A: Yes, but only if the disputed matter is connected with work that is the subject of the Notice.
Q: Why should I appoint a surveyor?
A: Prior to the start of any work it is always strongly advised to appoint a surveyor who will prepare a ‘Schedule of Condition’ covering the ‘at risk’ parts of the adjoining owner’s property. The document provides proof of the property’s condition prior to work if any damage occurs, which can be properly restored. It also protects both parties from unfair or misleading claims made by an adjoining building owner. A Surveyor will also prepare a Party Wall Award to regulate the time and manner of works covered by the Party Wall Act to reduce the risk of damage.
Q: Do I have to inform my neighbour if I am just putting up bookshelves, fixing electrical socket outlets or wall units, or removing and renewing plaster to the party wall?

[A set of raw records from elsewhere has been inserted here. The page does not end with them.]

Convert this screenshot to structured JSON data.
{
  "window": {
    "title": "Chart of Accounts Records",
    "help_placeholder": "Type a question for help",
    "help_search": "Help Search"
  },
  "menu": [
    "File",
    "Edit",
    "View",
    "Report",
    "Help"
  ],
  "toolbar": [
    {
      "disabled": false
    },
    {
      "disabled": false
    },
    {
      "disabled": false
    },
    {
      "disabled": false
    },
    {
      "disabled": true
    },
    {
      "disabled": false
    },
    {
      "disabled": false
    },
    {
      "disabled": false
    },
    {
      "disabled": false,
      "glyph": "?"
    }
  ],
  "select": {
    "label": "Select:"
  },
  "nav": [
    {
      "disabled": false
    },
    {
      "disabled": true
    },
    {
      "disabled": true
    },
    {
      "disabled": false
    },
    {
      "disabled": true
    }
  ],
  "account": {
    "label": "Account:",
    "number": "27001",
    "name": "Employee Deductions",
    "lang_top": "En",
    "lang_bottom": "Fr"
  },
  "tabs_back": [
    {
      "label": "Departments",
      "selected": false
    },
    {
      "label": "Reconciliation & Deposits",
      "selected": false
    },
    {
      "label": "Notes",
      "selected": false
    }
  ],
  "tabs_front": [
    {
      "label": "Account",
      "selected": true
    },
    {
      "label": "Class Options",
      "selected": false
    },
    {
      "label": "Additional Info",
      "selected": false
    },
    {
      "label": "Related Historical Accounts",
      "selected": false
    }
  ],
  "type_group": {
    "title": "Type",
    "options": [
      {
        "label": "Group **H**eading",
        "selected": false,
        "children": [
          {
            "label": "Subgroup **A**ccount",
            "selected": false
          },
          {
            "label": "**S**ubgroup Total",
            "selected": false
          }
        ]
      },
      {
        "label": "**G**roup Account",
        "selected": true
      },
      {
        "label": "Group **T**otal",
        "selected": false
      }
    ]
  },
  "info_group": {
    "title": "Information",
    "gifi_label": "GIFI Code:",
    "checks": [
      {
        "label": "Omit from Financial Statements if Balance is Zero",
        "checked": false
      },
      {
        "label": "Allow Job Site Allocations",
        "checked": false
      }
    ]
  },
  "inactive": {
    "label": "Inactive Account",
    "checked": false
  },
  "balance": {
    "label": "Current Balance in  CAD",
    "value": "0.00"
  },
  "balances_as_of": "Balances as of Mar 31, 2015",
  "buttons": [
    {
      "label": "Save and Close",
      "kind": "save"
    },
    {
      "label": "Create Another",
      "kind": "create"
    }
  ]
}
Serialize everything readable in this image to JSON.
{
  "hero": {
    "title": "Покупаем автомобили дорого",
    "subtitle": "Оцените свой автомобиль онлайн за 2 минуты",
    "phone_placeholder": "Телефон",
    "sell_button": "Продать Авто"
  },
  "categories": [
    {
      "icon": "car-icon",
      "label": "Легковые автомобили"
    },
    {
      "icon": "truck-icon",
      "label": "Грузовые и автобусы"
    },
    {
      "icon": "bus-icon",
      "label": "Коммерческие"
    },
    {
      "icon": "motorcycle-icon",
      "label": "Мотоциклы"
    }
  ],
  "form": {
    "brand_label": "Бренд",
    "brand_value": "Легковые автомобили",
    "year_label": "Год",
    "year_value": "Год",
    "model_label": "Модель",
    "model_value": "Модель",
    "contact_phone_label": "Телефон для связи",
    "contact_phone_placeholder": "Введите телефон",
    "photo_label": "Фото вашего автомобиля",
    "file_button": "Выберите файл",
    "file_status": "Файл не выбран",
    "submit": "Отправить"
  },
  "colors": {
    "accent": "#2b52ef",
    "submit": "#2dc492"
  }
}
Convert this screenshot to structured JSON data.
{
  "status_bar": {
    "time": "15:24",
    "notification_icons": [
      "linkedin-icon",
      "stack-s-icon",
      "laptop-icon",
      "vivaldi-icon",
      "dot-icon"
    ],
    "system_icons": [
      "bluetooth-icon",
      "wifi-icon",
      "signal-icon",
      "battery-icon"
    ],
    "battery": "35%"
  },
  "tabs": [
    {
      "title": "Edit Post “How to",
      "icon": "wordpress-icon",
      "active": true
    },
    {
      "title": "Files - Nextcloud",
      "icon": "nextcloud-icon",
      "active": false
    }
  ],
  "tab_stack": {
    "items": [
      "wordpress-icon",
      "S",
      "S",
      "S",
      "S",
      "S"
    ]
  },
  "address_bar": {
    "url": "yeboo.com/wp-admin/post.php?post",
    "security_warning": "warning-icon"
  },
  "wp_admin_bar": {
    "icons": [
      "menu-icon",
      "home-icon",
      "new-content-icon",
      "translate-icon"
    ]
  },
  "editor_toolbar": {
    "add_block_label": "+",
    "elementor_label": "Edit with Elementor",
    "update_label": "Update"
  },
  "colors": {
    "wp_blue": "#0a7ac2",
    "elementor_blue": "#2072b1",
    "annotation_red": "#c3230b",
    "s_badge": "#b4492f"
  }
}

A: This type of work would be considered to be minor and would not need to be notified under the Act. The all-important consideration is whether your planned work might have any possible consequences for the
structural strength and support functions of the party wall as a whole, or cause damage to the Adjoining Owner’s side of the wall.
Q: Can I prevent a new building from blocking out my light?
A: The Party Wall etc. Act 1996 does not affect ‘easements’ – the legal right to receive light through defined openings in buildings – or access to air or support to land. The Act relates only to the processes involved in building on or close to the Adjoining Owner’s building, and to prevent and to make good any damage caused.
Q: What action can I take if I don’t like the terms of the Party Wall Award?
A: The Building Owner or the Adjoining Owner may appeal against the terms of the Award at the County Court within 14 days (by an ‘Agreed’ surveyor, two surveyors or the third surveyor). The appeal should concern a ‘point of law’ not a ‘point of fact’. This means your complaint against the Award should NOT be based on a proposed action you simply do not like or which would prevent work being carried out on technical grounds. It is strongly recommended to seek legal advice first.
Q: Who pays the surveyor’s fees?
A: Usually the Building Owner will pay all costs associated with drawing up the Award including, the Adjoining Owner’s surveyor’s fees if the works are solely for the Building Owner’s benefit. Where work is necessary due to defect or need of repair the adjoining owner may have to pay costs. In this circumstance, the costs are split according to the use each owner has of the structure or wall, and responsibility for the defect or need of repair if more than one owner makes use of the structure or wall.
Q: Is the Surveyor’s Award final?
A: The Award is final and binding unless it is cancelled or modified by a County Court on appeal. Each owner has 14 days from when the Award was served to lodge their complaint. An appeal should not be undertaken lightly, as an unsuccessful complainant may incur an award of costs against them. Taking legal advice before proceeding with an appeal is strongly advised.
The information provided is for information purposes only and is not intended as legal advice to any person.